Stephen John Dow was born February 7, 1955, in Jackson
ville, Florida. He grew up in southwest Jacksonville and
attended public schools there. Following a twoyear period
working at his father's business, he moved to Gainesville
in September, 1975, to attend the University of Florida. A
year later he began a concentrated study of mathematics.
He has continued this study at U.F. since, receiving his
B.A. in 1978 and his M.S. in 1980.
I certify that I have read this study and that in my
opinion it conforms to acceptable standards of scholarly
presentation and is fully adequate, in scope and quality,
as a dissertation for the degree of Doctor of Philosophy.
David A. Drake, Chairman
Professor of Mathematics
I certify that I have read this study and that in my
opinion it conforms to acceptable standards of scholarly
presentation and is fully adequate, in scope and quality,
as a dissertation for the degree of Doctor of Philosophy.
Nicolae Dinculeanu

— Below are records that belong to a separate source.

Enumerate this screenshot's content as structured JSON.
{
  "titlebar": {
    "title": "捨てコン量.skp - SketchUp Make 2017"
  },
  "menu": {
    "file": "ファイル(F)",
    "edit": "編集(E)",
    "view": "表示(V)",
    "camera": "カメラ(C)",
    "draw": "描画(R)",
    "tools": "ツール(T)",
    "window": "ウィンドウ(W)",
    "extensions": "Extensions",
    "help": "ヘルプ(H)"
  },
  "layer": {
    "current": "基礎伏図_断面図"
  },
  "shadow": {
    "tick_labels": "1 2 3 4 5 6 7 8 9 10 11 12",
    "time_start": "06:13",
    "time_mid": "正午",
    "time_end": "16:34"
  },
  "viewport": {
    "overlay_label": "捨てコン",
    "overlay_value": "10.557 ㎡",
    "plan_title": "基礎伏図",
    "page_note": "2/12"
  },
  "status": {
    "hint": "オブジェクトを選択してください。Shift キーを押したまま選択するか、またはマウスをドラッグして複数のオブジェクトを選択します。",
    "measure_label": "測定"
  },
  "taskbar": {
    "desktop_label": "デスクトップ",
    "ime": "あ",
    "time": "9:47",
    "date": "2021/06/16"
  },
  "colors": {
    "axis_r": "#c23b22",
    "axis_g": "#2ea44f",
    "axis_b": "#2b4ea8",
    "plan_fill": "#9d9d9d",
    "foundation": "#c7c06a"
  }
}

Professor of Mathematics
I certify that I have read this study and that in my
opinion it conforms to acceptable standards of scholarly
presentation and is fully adequate, in scope and quality,
as a dissertation for the degree of Doctor of Philosophy.
Robert L. Long
Assistant Professor o
Mathematics
I certify that I have read this study and that in my
opinion it conforms to acceptable standards of scholarly
presentation and is fully adequate, in scope and quality,
as a dissertation for the degree of Doctor of Philosophy.
David J. Ny V
Associate Professor of
Finance, Insurance, and
Real Estate
I certify that I have read this study and that in my
opinion it conforms to acceptable standards of scholarly
presentation and is fully adequate, in scope and quality,
as a dissertation for the degree of Doctor of Philosophy.
Neil L. White
Associate Professor of
Mathematics
This dissertation was submitted to the Graduate Faculty of
the Department of Mathematics in the College of Liberal
Arts and Sciences and to the Graduate Council, and was
accepted as partial fulfillment of the requirements for
the degree of Doctor of Philosophy.
August, 1982
Dean for Graduate Studies
and Research